● Task to complete: Every line in the records below that holds "model" must be identified and copied.

=== Input data ===

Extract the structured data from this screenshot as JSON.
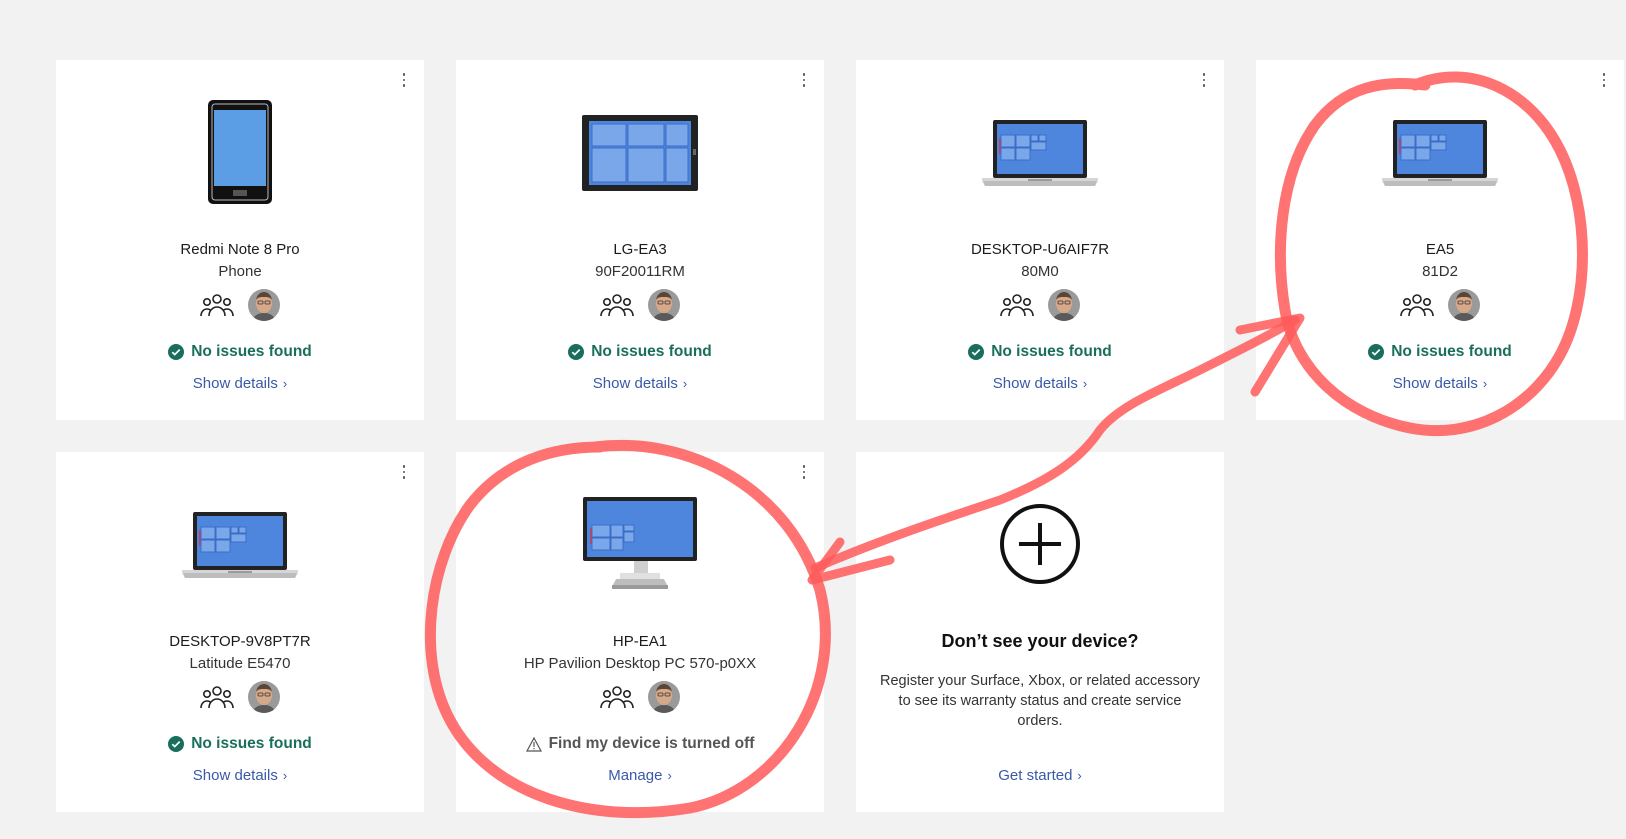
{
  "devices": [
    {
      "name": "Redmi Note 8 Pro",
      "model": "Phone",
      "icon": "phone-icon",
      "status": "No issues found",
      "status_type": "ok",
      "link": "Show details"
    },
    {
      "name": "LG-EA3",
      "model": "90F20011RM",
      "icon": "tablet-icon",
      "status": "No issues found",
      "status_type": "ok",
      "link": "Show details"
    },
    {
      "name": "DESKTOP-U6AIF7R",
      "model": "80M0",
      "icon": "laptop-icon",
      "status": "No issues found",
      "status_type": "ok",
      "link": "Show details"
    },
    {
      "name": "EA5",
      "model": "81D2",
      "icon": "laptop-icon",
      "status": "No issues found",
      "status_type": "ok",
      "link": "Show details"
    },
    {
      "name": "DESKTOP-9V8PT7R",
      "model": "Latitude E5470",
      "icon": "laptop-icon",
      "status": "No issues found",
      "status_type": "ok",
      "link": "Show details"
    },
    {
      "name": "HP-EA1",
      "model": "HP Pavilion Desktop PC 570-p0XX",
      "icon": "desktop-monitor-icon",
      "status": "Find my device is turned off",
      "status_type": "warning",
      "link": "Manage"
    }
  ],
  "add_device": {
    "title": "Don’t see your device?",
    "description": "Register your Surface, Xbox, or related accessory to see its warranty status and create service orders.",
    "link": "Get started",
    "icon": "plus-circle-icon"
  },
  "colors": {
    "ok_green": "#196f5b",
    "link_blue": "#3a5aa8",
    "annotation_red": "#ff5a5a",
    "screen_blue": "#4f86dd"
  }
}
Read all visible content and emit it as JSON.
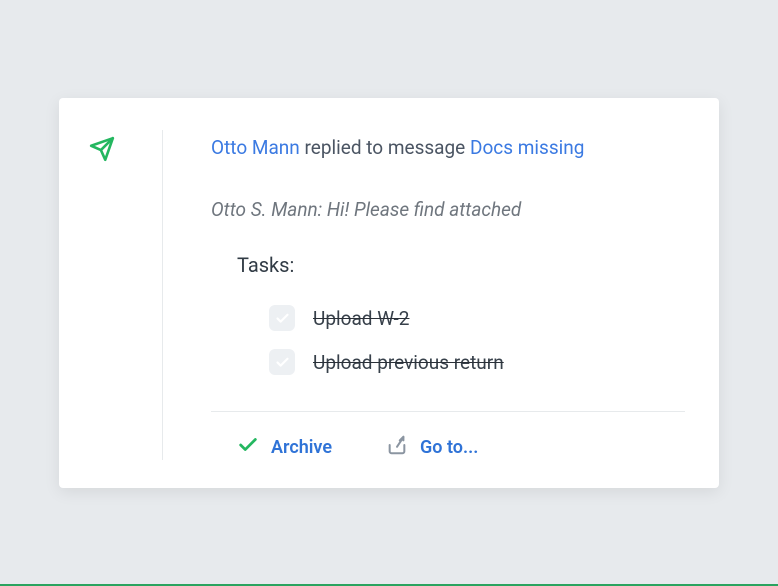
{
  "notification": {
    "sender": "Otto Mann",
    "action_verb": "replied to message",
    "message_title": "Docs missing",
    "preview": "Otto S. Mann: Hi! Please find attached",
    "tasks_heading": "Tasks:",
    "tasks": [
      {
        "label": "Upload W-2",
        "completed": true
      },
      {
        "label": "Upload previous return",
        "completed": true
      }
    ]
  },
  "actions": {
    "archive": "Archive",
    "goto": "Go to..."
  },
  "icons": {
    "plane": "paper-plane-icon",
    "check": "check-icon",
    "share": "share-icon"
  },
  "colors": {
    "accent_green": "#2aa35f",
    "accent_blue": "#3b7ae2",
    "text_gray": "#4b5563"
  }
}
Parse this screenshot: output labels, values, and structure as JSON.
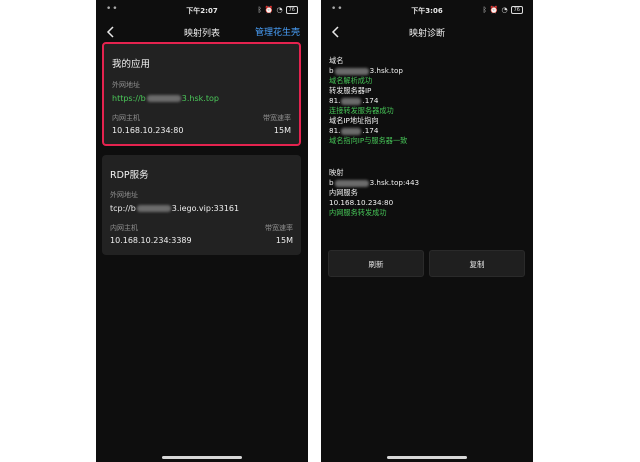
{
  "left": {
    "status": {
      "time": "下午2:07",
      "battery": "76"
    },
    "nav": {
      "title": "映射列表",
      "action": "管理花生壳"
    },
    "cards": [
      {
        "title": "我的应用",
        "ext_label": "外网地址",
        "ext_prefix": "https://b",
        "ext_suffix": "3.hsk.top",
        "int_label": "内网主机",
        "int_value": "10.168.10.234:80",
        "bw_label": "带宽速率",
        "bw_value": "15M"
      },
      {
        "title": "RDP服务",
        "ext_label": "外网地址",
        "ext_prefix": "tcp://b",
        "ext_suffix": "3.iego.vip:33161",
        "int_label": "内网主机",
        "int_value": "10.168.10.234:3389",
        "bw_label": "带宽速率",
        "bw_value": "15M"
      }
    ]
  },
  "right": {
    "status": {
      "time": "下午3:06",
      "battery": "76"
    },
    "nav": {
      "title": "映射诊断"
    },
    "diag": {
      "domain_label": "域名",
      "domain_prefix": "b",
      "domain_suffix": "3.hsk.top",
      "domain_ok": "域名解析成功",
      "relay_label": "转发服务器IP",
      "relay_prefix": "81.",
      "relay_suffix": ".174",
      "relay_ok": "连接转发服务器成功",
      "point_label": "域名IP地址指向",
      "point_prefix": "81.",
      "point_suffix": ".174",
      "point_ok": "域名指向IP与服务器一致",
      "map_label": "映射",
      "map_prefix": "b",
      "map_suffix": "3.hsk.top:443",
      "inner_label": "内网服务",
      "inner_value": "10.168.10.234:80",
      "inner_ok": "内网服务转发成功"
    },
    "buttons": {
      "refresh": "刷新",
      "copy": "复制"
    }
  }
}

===

● Result of this task:
      "model": "Phone",
      "model": "90F20011RM",
      "model": "80M0",
      "model": "81D2",
      "model": "Latitude E5470",
      "model": "HP Pavilion Desktop PC 570-p0XX",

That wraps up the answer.